Sponsor: City of Christchurch, New Zealand

Type: Open, anonymous, two-stage

Eligibility: Any interested party

Fee: none

Language: English


At 4:35am on 4 September 2010, Christchurch residents awoke to an unimaginable new reality. A magnitude 7.1 earthquake occurred on a previously unknown fault. Over 14,000 aftershocks followed over the next three years, but it was the shallow 6.3 magnitude aftershock at 12:51pm on 22 February 2011, that brought death and devastation to the city.

185 people lost their lives in what was New Zealand’s second-deadliest natural disaster. The center of the city was cordoned off until July 2013, and only 20 percent of the original buildings will remain when demolition is completed.

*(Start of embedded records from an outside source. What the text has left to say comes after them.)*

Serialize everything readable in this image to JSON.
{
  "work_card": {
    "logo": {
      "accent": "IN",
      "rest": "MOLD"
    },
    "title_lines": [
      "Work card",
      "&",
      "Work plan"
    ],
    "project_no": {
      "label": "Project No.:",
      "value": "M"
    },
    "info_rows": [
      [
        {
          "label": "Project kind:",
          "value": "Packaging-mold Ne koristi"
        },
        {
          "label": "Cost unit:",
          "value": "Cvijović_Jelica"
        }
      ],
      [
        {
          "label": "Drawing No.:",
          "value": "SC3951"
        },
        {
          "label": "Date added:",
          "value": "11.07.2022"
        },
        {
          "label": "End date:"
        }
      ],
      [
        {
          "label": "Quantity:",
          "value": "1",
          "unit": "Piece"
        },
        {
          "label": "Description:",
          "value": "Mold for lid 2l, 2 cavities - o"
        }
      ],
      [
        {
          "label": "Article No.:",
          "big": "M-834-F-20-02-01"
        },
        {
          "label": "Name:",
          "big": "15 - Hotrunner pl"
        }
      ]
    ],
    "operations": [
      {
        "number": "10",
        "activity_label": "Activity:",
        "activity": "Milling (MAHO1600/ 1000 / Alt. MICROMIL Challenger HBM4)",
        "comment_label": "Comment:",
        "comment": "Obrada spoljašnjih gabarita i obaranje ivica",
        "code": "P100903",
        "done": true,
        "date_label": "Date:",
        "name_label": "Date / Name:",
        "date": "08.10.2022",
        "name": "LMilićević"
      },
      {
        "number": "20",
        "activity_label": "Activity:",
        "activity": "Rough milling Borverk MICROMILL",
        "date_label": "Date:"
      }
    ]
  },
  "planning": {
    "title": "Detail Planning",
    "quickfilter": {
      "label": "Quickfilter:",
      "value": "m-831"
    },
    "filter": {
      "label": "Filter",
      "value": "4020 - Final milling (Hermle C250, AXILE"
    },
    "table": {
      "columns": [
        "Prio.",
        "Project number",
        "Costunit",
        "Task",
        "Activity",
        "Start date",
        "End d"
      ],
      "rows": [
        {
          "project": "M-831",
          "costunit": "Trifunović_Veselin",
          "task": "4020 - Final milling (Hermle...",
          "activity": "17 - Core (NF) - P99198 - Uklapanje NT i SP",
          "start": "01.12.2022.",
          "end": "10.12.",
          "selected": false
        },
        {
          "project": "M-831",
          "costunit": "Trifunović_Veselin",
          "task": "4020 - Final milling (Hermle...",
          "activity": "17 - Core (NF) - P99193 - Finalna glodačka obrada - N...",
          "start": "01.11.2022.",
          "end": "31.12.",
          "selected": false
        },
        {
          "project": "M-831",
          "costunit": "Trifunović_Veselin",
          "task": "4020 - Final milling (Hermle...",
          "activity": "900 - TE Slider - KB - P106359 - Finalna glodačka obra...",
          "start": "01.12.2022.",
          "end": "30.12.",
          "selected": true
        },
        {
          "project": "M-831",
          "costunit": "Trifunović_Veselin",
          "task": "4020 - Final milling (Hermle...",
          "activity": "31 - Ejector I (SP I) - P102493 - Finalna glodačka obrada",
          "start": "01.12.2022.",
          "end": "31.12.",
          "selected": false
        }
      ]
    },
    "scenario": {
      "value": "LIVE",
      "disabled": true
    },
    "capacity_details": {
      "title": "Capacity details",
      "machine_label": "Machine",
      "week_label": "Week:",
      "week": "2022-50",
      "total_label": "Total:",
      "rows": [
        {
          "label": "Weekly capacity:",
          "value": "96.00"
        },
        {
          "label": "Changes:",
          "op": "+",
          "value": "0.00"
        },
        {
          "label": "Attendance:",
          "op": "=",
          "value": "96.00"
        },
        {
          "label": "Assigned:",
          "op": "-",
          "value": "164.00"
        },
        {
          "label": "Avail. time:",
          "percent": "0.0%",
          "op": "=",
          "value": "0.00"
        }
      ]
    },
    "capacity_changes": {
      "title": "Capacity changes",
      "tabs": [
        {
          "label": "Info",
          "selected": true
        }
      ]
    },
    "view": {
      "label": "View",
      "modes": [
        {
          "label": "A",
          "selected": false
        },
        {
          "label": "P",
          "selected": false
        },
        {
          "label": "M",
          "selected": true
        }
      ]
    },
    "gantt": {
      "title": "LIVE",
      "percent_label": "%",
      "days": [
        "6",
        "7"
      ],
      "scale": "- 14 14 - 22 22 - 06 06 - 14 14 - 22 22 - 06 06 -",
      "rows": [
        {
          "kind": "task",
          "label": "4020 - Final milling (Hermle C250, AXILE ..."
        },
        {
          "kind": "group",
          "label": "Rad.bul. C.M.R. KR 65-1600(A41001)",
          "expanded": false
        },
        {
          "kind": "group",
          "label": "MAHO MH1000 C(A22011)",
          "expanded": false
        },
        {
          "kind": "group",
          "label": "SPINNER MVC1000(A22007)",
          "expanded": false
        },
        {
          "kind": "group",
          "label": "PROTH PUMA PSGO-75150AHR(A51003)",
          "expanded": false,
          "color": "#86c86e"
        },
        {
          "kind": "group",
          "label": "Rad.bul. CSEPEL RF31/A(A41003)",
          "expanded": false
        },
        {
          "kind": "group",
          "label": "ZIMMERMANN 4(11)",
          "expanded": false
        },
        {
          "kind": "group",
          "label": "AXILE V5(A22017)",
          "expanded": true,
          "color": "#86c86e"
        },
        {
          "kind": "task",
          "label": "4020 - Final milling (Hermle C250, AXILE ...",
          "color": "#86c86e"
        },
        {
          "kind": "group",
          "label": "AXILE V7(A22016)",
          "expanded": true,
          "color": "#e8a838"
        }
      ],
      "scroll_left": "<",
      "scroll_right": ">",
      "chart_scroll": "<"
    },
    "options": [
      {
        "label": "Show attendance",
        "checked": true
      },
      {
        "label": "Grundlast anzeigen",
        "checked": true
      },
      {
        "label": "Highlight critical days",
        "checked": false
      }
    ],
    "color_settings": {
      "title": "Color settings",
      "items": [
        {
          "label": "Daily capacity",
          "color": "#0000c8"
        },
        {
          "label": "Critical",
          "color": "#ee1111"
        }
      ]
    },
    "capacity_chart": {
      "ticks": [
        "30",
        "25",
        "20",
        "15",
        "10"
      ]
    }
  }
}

Among those buildings that survived the earthquake is the Christchurch Art Gallery, a spectacular structure, which was the result of a competition won by the Buchan Group in 1998. One post-earthquake problem was water presence under the foundation, necessitating major repairs. It is anticipated that the Gallery will reopen in 2015.


• 12 July – Online registration opens
• 1 August – Questions close
• 12 August – Online submission opens
• 22 August, 12 noon – Submissions close (New Zealand Standard Time)

The Competition

The competition will be administered in two stages, the first stage to determine a shortlist of six participants in the second stage. Those participants completing the second stage will receive honoraria of NZD$10,000 plus GST.


• David Sheppard, Architect
• Patgrick Clifford, Architect
• Jacky Bowring, Landscape Architect
• Rob Watson, Landscape Architect
• Deborah McCormick, Arts Professional
• Nathan Pohio, Arts Professional
• Family Participant

Design Challenge:

The memorial will need to recognize and be integrated into the surrounding city fabric environment. The site is described in detail in Appendix A, which illustrates its relationship with minor and major roads, pedestrian routes and Te Papa Otäkaro/ Avon River Precinct.

The masterplan for Te Papa Otäkaro/Avon River Precinct suggests that a new pedestrian link be created to connect Montreal Street with Oxford Terrace. Although not a mandatory requirement for the memorial, respondents may choose to incorporate a pedestrian link into their memorial design.

Contemporary international approaches to memorials have favored place-based designs over designs that are focused on a particular object. Through this approach, a site has been chosen that is of sufficient size and with surroundings that are compatible with a place of reflection. It was important that the site be easily accessible and able to host large events while also able to serve as a quiet contemplative space and not conflict with the existing values and use of the area.

For more information and to register, go to: